### EXERCISE OBJECTIVE
Nothing in the entries may change when you repeat them, and no images may appear.

====== DATA RECORDS

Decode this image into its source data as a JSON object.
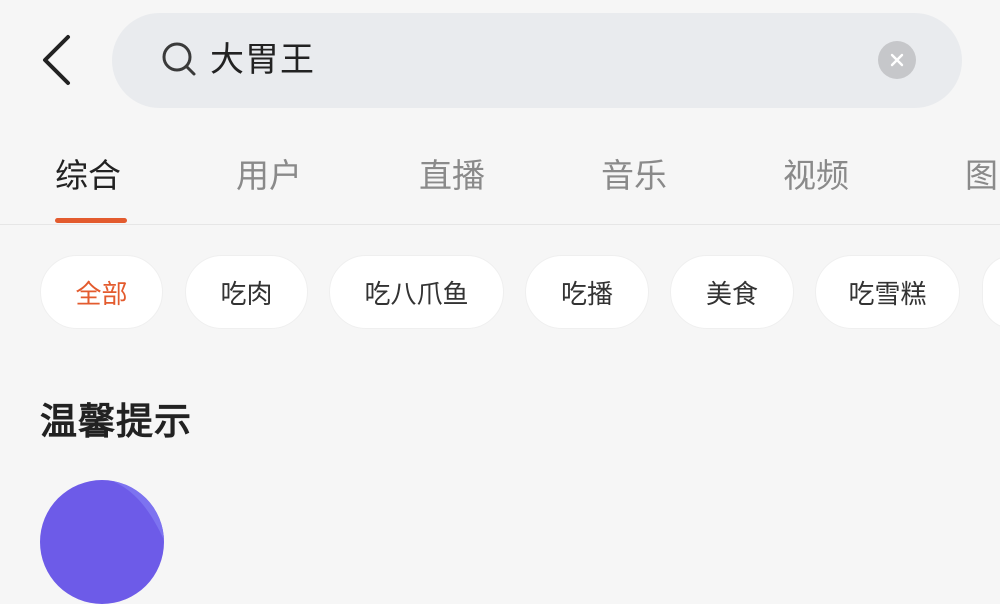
{
  "search": {
    "query": "大胃王"
  },
  "tabs": [
    {
      "label": "综合"
    },
    {
      "label": "用户"
    },
    {
      "label": "直播"
    },
    {
      "label": "音乐"
    },
    {
      "label": "视频"
    },
    {
      "label": "图"
    }
  ],
  "filters": [
    {
      "label": "全部"
    },
    {
      "label": "吃肉"
    },
    {
      "label": "吃八爪鱼"
    },
    {
      "label": "吃播"
    },
    {
      "label": "美食"
    },
    {
      "label": "吃雪糕"
    }
  ],
  "section": {
    "title": "温馨提示"
  },
  "colors": {
    "accent": "#e35b2e",
    "background": "#f6f6f6",
    "search_bg": "#e9ebee",
    "avatar": "#6d5be8"
  },
  "icons": {
    "back": "chevron-left-icon",
    "search": "search-icon",
    "clear": "close-icon"
  }
}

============

### SOLUTION FOR THIS EXERCISE
Decode this image into its source data as a JSON object.
{
  "search": {
    "query": "大胃王"
  },
  "tabs": [
    {
      "label": "综合"
    },
    {
      "label": "用户"
    },
    {
      "label": "直播"
    },
    {
      "label": "音乐"
    },
    {
      "label": "视频"
    },
    {
      "label": "图"
    }
  ],
  "filters": [
    {
      "label": "全部"
    },
    {
      "label": "吃肉"
    },
    {
      "label": "吃八爪鱼"
    },
    {
      "label": "吃播"
    },
    {
      "label": "美食"
    },
    {
      "label": "吃雪糕"
    }
  ],
  "section": {
    "title": "温馨提示"
  },
  "colors": {
    "accent": "#e35b2e",
    "background": "#f6f6f6",
    "search_bg": "#e9ebee",
    "avatar": "#6d5be8"
  },
  "icons": {
    "back": "chevron-left-icon",
    "search": "search-icon",
    "clear": "close-icon"
  }
}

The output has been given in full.